1802 11th StWandering around Monday, I took a lot of pictures of houses, looking for 3rd story additions, some that can be called poptops and other additions that possibly could have been added some time after the structure was initially built. That being, say a house was built in 1899, in 1930 maybe an addition was thrown on. As a disclaimer for several of the buildings I’ve labeled poptop in flickr, I don’t know for sure if they all are additions. What I am focusing on is the difference in height between their neighbors, and how well or not they blend in.
When I first saw the house at 435 S Street NW going up, I really didn’t think anything nice looking would appear. Half right, half wrong. I was walking back from Thai X-ing walking down New Jersey Avenue at night, when I caught a glimpse of the rear of 435 with the lights burning through the large windows. I gasped at the beauty of it. It looked lovely. But the loveliness is limited to the back. The front, not as nice looking with the pedestrian looking vinyl siding and Home Depot door. Nothing that can’t be later improved with stucco or brick tiles (or tiles) and a clear glass door.

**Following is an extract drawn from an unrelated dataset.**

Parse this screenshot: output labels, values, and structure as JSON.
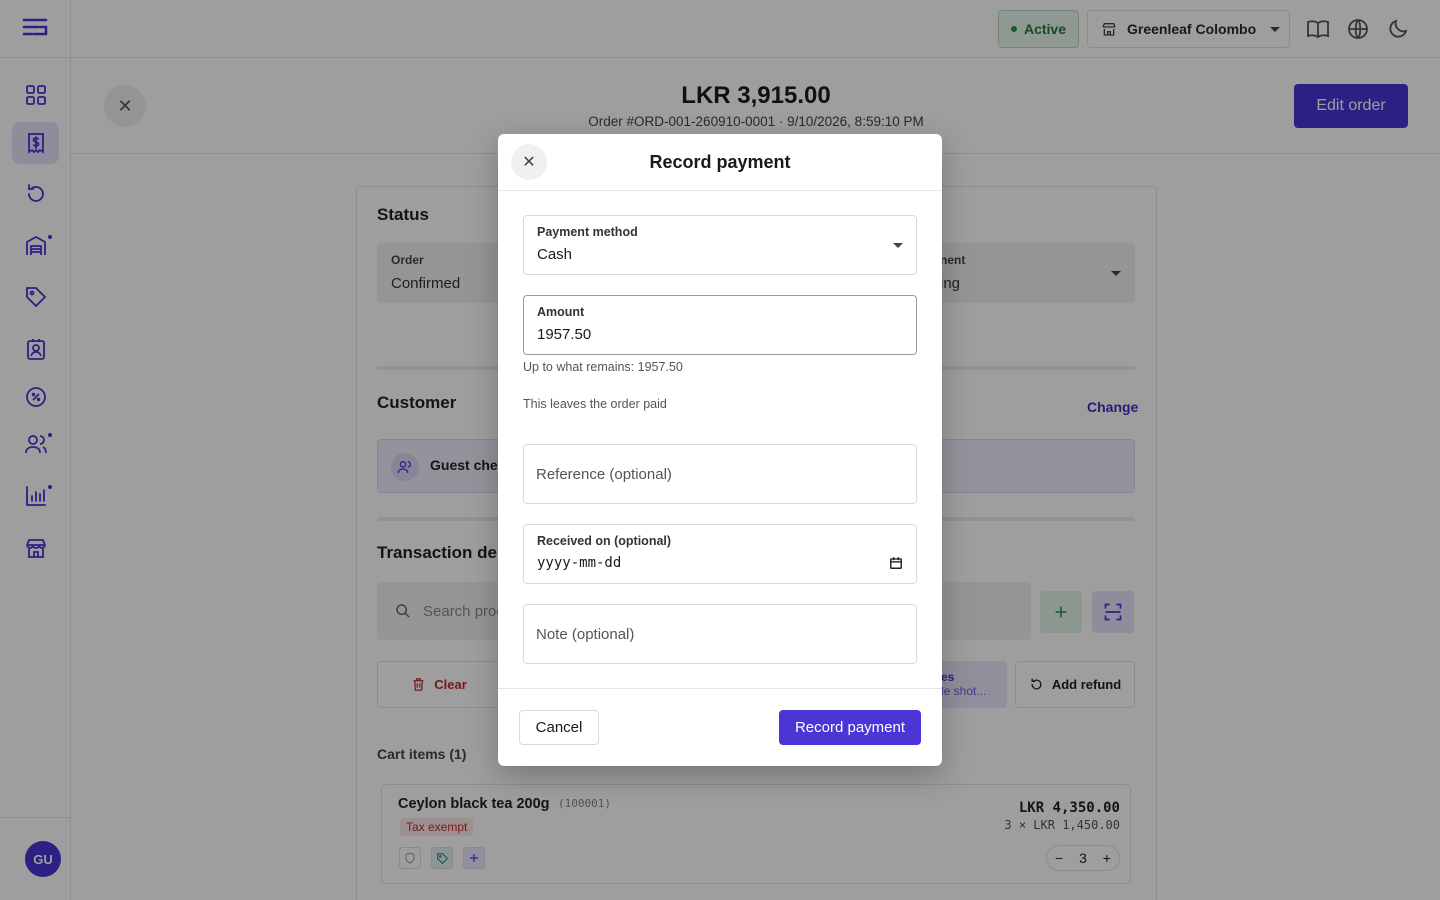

Typically, when these additions are reported they tend to be the ugliest of ugly. I don’t believe they have to be that way. Third floor additions can be quite nice. My favorite add-on is near the corner of R & 5th, and it is the only one where I’ve been inside to take a look. As I remember, the designer/homeowner was an engineer by trade and German. The top floor was a bedroom with a bathroom in a box, in front of a small landing that led out to the deck, that overlooks 5th St. The bathroom in the box was novel, in that it did not go all the way to the ceiling letting the outside light go over it and in it.

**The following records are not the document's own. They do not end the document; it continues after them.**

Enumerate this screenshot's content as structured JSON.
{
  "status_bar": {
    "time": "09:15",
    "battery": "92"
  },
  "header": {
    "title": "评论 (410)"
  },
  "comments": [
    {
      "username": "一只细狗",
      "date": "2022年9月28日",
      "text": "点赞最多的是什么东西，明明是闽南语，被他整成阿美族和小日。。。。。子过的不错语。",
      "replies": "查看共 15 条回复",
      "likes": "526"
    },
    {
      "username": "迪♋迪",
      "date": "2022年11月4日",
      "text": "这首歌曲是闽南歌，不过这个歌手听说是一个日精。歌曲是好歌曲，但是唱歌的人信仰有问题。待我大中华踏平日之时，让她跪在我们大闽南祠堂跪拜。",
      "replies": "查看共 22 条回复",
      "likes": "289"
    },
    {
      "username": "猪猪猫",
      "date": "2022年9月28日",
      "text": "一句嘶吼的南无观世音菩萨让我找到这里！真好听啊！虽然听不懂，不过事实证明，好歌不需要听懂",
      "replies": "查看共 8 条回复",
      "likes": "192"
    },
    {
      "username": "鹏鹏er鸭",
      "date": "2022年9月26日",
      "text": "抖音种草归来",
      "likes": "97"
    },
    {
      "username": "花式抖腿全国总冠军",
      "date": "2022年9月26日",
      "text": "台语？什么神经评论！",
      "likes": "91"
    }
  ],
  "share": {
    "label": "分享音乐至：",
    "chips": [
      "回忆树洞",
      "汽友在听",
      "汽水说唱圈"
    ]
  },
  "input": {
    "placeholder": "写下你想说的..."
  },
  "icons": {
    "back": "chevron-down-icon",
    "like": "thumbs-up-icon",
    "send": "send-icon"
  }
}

We have to acknowledge that people want/need more space. One way to get more space is to move out to the ‘burbs. Yet, this other way, adding on to the homes we already have, can be done well, and keeps people in the city. We should encourage good design, instead of dismissing ALL 3rd floor additions because too many lack the vision to do them well.
Cabin on TopLastly, I leave you with this image spotted on the blog Desire to Inspire in their post about AJS Design in New York City. It’s a little rooftop cabin. I think it is adorable.

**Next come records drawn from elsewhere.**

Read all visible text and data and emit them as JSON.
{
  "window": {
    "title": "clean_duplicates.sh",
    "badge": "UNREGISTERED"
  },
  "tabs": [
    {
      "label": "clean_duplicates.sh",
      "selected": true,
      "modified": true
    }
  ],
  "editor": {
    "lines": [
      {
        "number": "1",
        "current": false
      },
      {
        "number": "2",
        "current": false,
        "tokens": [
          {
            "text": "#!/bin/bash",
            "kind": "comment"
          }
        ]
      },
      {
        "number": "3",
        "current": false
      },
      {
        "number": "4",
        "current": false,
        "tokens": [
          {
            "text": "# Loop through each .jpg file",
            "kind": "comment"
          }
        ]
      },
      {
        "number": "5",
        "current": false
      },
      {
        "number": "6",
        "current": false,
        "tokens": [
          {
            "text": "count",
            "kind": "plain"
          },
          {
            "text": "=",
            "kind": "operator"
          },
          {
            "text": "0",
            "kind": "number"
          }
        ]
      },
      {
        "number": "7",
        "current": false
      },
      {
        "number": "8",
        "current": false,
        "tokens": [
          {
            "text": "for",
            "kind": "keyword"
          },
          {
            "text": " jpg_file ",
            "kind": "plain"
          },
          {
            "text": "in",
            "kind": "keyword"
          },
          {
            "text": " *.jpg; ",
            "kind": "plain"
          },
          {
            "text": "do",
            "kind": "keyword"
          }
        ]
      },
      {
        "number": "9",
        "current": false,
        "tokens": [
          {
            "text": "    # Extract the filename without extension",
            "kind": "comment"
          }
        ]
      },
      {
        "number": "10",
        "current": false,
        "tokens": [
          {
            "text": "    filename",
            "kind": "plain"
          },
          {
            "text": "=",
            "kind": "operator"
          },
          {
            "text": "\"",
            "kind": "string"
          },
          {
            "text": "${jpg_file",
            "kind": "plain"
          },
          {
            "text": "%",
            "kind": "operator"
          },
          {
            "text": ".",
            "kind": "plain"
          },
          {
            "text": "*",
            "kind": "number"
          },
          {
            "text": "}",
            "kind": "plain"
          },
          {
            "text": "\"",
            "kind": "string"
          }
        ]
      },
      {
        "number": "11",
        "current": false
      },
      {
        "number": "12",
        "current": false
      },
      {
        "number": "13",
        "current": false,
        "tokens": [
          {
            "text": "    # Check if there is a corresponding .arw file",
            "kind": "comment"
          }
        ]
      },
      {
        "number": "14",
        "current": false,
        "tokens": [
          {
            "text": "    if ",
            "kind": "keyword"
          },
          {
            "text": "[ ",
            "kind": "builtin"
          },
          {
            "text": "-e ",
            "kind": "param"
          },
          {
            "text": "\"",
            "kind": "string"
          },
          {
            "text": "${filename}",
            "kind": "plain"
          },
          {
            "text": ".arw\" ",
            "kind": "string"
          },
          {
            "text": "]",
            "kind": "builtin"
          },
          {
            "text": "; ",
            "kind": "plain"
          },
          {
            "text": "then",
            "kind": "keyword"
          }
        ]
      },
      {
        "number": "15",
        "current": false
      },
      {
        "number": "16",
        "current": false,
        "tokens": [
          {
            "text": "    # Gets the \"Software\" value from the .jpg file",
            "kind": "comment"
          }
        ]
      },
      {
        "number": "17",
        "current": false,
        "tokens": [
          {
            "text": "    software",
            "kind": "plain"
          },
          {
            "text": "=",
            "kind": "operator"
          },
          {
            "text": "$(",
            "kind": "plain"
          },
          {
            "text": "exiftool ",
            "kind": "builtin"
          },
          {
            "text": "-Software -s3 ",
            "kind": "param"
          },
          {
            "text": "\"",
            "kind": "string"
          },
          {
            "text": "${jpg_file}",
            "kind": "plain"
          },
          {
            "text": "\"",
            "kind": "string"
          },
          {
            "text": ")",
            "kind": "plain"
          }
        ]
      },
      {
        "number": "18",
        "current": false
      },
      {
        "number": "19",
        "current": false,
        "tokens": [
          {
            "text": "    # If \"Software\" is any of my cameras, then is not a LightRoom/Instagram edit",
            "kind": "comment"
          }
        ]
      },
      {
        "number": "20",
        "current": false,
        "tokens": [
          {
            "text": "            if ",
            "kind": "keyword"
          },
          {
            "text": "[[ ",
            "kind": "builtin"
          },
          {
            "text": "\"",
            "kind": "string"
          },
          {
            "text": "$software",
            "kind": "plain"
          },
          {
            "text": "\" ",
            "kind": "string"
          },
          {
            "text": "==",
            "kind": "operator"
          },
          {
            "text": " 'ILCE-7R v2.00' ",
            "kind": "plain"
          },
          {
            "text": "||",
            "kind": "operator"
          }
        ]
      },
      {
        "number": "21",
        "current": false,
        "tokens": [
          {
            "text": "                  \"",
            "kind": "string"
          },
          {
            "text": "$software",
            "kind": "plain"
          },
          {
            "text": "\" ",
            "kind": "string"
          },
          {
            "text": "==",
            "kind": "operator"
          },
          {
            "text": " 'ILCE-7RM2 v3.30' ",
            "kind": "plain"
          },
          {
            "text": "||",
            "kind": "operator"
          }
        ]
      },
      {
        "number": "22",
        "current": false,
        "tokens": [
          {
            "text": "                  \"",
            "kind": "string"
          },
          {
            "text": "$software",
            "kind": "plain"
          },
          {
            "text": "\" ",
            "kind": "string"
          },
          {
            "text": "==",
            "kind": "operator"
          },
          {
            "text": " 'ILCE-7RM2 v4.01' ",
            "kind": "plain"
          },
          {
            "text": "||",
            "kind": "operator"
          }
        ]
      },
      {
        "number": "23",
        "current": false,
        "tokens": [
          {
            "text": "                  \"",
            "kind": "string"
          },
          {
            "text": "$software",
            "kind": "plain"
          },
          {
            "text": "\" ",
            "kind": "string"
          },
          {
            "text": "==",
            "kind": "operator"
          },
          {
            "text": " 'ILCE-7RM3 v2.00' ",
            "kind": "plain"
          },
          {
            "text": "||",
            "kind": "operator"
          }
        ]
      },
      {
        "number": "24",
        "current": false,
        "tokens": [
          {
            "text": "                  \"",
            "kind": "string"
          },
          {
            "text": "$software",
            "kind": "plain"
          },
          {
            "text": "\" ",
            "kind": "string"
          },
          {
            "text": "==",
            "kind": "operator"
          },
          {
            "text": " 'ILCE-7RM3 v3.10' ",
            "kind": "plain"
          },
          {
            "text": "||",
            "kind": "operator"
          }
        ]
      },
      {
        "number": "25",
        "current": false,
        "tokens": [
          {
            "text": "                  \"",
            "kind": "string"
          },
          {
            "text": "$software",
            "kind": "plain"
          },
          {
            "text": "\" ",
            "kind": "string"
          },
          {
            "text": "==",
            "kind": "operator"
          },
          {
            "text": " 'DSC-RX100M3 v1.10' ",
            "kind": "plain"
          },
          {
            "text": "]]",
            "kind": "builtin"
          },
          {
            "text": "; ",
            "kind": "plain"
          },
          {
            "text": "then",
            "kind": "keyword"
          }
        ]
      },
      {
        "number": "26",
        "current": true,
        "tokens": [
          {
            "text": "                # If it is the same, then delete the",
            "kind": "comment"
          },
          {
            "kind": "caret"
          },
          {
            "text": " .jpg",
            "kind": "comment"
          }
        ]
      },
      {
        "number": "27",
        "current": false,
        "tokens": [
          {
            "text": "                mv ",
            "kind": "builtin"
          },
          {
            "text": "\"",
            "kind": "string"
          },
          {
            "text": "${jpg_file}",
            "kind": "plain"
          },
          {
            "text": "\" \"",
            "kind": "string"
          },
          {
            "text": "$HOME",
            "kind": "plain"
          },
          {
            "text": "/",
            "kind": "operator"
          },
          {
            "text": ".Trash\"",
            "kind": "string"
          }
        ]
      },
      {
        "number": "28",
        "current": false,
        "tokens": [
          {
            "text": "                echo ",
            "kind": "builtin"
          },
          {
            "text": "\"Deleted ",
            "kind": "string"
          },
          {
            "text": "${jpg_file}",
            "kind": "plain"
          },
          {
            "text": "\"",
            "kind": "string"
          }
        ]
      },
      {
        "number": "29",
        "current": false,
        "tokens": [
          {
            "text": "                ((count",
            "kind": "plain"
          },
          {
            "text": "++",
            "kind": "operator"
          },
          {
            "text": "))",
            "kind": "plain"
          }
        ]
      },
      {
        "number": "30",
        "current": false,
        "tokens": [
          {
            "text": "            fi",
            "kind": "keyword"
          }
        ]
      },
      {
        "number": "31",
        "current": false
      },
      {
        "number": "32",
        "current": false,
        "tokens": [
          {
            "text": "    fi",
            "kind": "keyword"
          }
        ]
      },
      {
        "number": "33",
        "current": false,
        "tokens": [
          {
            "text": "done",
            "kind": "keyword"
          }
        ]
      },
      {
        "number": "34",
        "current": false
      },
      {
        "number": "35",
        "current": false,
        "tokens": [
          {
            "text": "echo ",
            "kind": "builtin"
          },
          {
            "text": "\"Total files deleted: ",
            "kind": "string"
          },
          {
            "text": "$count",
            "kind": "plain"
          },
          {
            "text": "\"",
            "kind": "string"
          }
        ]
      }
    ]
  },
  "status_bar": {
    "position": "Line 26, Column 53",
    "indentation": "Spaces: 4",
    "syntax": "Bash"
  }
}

Scanning History

Originally uploaded by In Shaw

I’m trying to bring some order to my history collection. Somethings I’m holding on to because I wanted to share them with others, like this letter. But knowing that it is the responsibility of the Federal Government to keep the blasted thing, then there is no real reason for me to hold on to it, and I may as well chuck the copy I have.
I also updated my DC Maps on Flickr, so there are some 1887 parts of the Truxton Circle ‘hood.
Anyway, I’m guess the letter is difficult to read from my blog page. It is from the April 7, 1966 Open session of the NCPC on the topic of the Shaw School Urban Renewal Area’s boundaries. My fav part of the letter reads “WHEREAS, it appears that conditions of slum, blight, and deterioration exist in this area which are detrimental to health, safety, and welfare of the inhabitants and occupants of the area of the District of Columbia….”